Bedknobs and Broomsticks, like Mary Poppins and Pete’s Dragon, is one of those family films that is still as meaningful and impressive as it was when it was first released. Since the 30th Anniversary Edition DVD has been discontinued, this Enchanted Musical Edition is the only available DVD release of the film. Unfortunately, though, Disney decided to release this edition with some archival footage that has never been seen before. This footage is integrated into the film, but at a very sub-standard quality. The voice dubbing is off, and the color is of very poor quality. This extra footage would have been better off as either a Deleted Scenes extra, or as a video option for viewing the film.
That small slight aside, Bedknobs and Broomsticks is just as magical as it’s ever been. This DVD will ensure a new generation of children trying out the substitutiary locomotion spell on their clothes, hopefully not falling into the age of not believing.
This DVD is presented in a 1.66:1 aspect ratio. The video, as stated before, is shotty in places, but the rest of the video quality is just average. The sound is remastered and sounds better than I ever remember. With the exception of the added footage, of course.
The Wizards of Special Effects – Hosted by Jennifer Stone from Disney’s Wizards of Waverly Place – This featurette teaches us about the sodium screen process, then compares it to the modern-day green screen. I learned something new! This was a very cool featurette. 8:08
Music Magic: The Sherman Brothers – This fascinating featurette is hosted by the Sherman brothers themselves, and they talk about each song individually. Did you know that “The Beautiful Briny Sea” was originally written for Mary Poppins? Did you know that the song “The Age of Not-Believing” was written after Walt’s death, and was about raising the spirits of the Disney employees after he passed? This is a must-watch featurette. 11:38
“A Step In The Right Direction” – Reconstruction – This is a song that was not in the original film, and the original video footage was somehow lost over the years. This takes the original audio and combines it with still photos taken during filming to create what the song would have looked like. 3:48
David Tomlinson Portabello Road Recording Session – This is just that, it shows the late actor recording his vocals for the song. I would have loved to see an old interview with him. 1:10
Dylan & Cole Sprouse – Blu-Ray is Suite! – This Blu-ray commercial has been featured on several recent Disney DVD releases.
Sneak Peeks – Like Stars On Earth, Up, Tinker Bell and the Lost Treasure, Disney Blu-Ray, Disney Movie Rewards
Trailers – Snow White and the Seven Dwarfs Diamond Edition, The
Princess and the Frog, Santa Buddies
If the kids have been watching nothing but recent Disney releases, Bedknobs and Broomsticks is an easy way to begin introducing them to classic Disney. The film is not going to look the way you remembered it, and I still feel like the extra footage should have been included as an option.

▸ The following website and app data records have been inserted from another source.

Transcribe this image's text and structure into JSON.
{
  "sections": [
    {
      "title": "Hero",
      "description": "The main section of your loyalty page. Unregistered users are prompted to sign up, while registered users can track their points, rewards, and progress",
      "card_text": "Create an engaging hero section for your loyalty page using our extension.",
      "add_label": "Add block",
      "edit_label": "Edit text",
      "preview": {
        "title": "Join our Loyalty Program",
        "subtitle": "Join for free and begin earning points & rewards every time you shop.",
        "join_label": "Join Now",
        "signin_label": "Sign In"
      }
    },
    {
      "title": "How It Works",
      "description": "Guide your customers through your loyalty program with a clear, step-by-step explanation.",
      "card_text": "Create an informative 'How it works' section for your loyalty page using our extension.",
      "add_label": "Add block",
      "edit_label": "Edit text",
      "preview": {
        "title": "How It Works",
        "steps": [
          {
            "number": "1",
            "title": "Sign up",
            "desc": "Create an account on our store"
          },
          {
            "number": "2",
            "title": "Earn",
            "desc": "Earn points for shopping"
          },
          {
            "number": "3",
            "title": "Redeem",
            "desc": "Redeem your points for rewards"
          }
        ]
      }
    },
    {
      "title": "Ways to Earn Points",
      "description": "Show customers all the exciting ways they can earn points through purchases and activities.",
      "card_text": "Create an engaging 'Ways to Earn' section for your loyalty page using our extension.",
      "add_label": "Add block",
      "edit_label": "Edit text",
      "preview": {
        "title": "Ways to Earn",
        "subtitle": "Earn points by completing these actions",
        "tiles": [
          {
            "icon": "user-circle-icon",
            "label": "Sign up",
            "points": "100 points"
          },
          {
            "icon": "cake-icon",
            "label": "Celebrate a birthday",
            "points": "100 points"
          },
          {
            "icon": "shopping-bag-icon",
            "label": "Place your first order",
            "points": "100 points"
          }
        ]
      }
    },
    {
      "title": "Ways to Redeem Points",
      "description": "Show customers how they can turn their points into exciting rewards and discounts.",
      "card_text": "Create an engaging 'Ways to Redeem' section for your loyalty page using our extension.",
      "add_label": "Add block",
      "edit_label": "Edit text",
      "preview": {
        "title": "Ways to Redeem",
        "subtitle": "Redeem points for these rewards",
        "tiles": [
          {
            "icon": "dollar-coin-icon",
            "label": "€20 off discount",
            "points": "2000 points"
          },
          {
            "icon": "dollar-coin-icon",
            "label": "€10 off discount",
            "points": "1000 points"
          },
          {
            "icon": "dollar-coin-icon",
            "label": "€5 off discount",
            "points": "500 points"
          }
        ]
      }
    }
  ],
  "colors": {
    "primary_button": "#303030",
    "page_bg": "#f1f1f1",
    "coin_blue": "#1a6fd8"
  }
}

It’s fasinating to see it, but it’s so poorly restored that it takes away from the viewing experience. The lower rating for the extras is mainly for this. But otherwise, this new DVD release is a must own for any Disney fan, young or old.
Walt Disney Studios Home Entertainment presents Bedknobs and Broomsticks: Enchanted Musical Edition. Directed by: Robert Stevenson. Starring: Angela Lansbury, David Tomlinson. Written by: Ralph White, Ted Berman. Running time: 139 minutes. Rating: G. Released on DVD: September 8, 2009. Available at Amazon.com
Tags: Mary Poppins